Canada Research Chair in Autonomous Space Robotics

Tier 2 - 2007-07-01
Renewed: 2012-07-01
University of Toronto
Natural Sciences and Engineering

416-667-7700
tim.barfoot@utoronto.ca

Research involves


Creating robots that can explore planets and conduct experiments without constant human instruction.

Research relevance


Aiding in many forms of space exploration, assisting international plans for a human mission to Mars, and helping with resource exploration here on Earth.

Roll Over Rover: Robotics and the “Final Frontier”


How many robots does it take to screw in a light bulb? That question is no joke to Dr. Tim Barfoot, who is improving the technology used by Mars planetary rovers, allowing them to better collect data and, ultimately, to prepare the Red Planet’s surface for human landing.

Humans have never set foot on another planet. Before they do, robots have to touch down first. This will continue to happen on exploratory missions in the decades to come. It will also happen in the years and months immediately before human touchdown, when robots could perform many vital preparatory tasks, such as drilling for frozen water, or breaking down and then recombining elements in the atmosphere to produce fuel for the humans' ride home.

As Canada Research Chair in Autonomous Space Robotics, Barfoot will help Mars rovers overcome some big obstacles, literally and figuratively. Recent rovers have travelled conservatively, often waiting for human instruction, which can only happen once a day. That means it can take four months for a rover to travel one kilometre, and three days for it to position a single scientific instrument (and then, only after humans reviewed its photos and told it where to put it). But giving existing rovers more autonomy would be dangerous, especially considering that one mistake could undo years of planning and cost billions of dollars.

Barfoot hopes to change that, and if anyone can, it’s him. Recruited from the company that supplies the Canadarm, Barfoot sees a day when rovers can navigate extreme terrain, hopping or perhaps even flying to sites of scientific interest—sites that next-generation rovers might even be smart enough to choose on their own. Freed from once-a-day instructions from Earth, these rovers could better collect information and cover large areas.

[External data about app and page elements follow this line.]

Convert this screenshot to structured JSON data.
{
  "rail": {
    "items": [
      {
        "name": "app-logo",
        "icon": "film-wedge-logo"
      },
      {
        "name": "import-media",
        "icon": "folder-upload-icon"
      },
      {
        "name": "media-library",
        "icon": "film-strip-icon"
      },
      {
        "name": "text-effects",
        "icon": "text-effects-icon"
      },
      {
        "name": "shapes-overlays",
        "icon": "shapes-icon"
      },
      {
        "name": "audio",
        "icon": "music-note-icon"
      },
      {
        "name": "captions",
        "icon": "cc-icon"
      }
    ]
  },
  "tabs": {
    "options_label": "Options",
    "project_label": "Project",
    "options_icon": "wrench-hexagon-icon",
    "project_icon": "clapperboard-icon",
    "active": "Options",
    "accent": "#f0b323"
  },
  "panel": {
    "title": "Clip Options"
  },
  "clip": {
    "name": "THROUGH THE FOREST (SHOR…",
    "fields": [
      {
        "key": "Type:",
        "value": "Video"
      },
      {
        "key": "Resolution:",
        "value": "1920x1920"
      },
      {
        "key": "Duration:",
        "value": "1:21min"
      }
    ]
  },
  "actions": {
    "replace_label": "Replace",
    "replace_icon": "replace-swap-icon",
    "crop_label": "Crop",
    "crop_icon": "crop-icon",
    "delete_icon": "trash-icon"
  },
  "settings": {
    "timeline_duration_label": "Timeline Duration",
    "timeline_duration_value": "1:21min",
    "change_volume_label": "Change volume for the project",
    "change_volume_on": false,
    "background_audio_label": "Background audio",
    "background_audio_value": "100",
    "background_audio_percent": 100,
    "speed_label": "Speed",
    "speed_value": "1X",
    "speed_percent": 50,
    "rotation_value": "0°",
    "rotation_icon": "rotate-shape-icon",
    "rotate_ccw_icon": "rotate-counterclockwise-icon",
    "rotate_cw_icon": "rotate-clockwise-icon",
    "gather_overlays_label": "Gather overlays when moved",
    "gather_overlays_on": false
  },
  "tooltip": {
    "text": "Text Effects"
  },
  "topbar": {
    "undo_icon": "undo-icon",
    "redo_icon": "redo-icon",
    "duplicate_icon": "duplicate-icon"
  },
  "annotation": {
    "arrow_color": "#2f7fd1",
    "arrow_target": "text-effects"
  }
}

The day humans land on Mars is sure to be remembered for all time, and by building on Canada’s reputation in space robotics, Barfoot’s work will ensure Canadians play a key role in such a defining moment. And while furthering these distant goals, he’ll also be pioneering technology that is immediately useful on Earth, helping many industries, including Canada’s important resource exploration sector.